The entrance to Menemsha Harbor, and to Menemsha Pond beyond, is through a pair of rock jetties.
Those fingers of rock are favored fishing locations.
The first fish I ever caught was a large flounder, in harbor waters, but most of my early fishing was along the fringes of Buzzard’s Bay. My father would take us out to a particular place, which he could always find by lining up landmarks on the shore.
Where did we go?
To the “Scup Spot”.
(New Yorkers and people from points south call these fish “porgies”, a name that us New Englanders consider impossibly odd. It’s a scup, not a porgy!)
At the Scup Spot, we fished with handlines, the line line of which was impregnated with pine tar. Pine tar’s distinctive aroma never fails to evoke memories of these fishing trips.
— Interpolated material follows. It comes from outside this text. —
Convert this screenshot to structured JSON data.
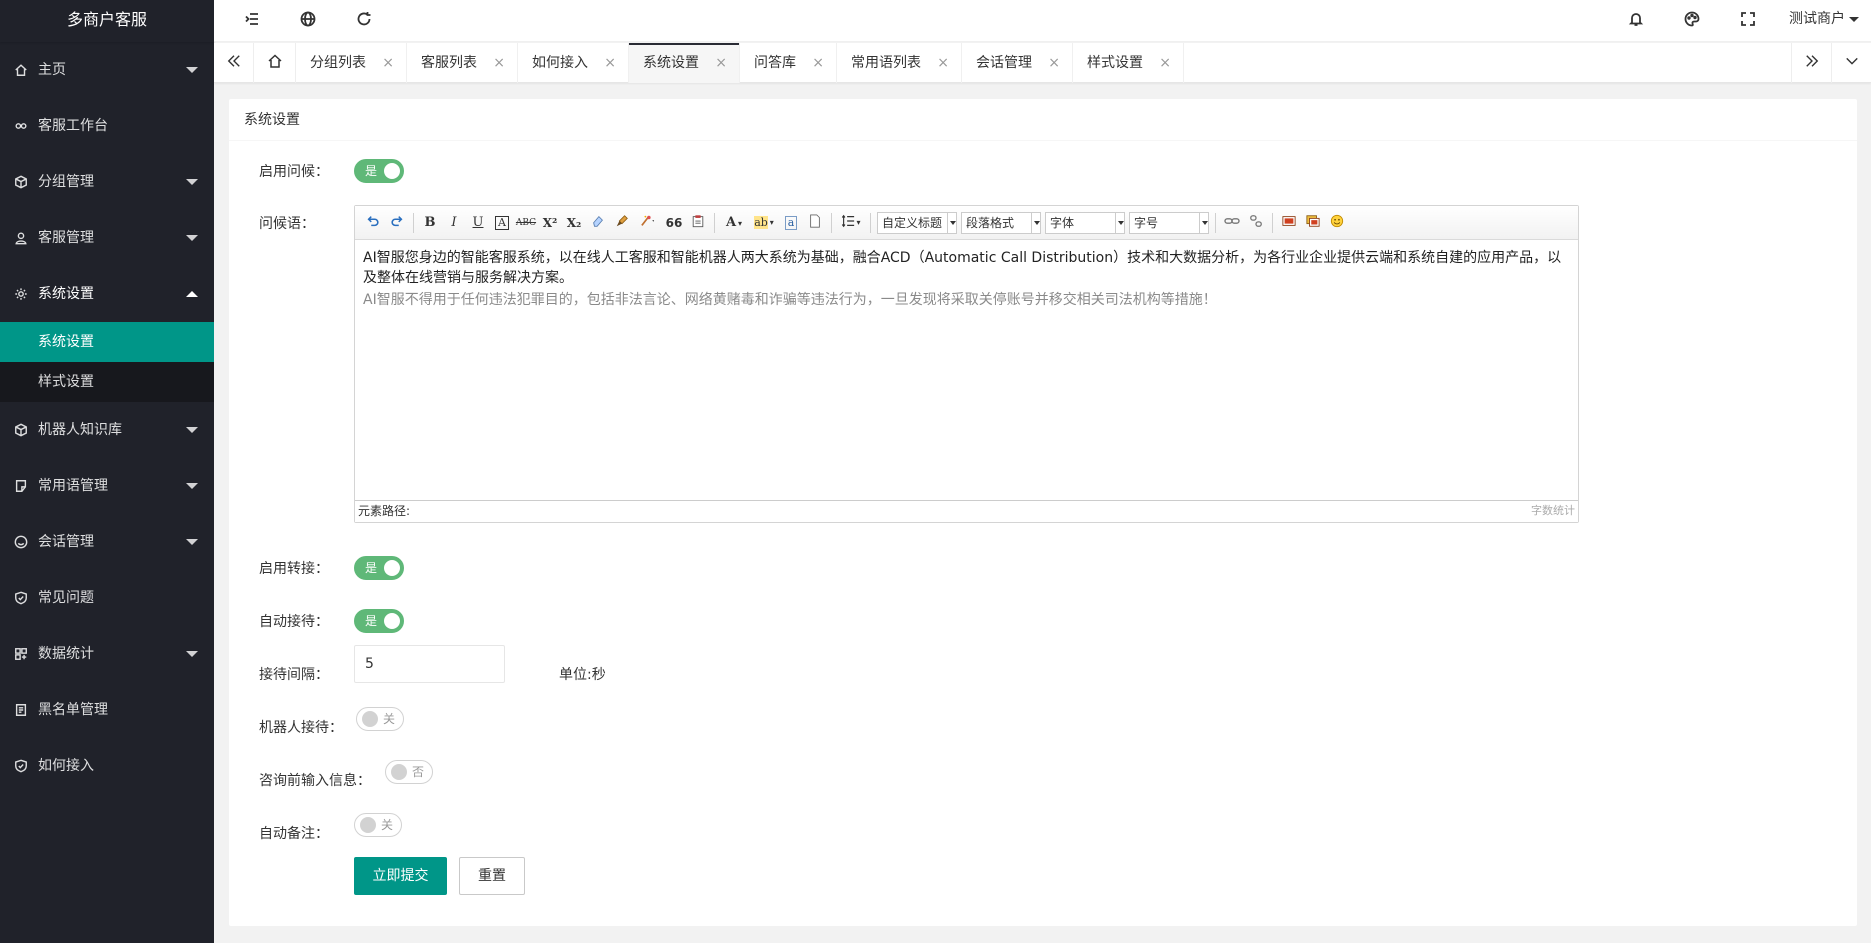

On a recent trip to Menemsha, I reached the end of the jetty just as someone pulled in a scup. It was lying on the granite, yet-unhooked, with its final, fatal meal still between its lips.
What struck me immediately was that in sixty years of familiarity with this fish, there was something about it I had never noticed before.
That the fins of the scup are tinged with blue.
An exquisite blue.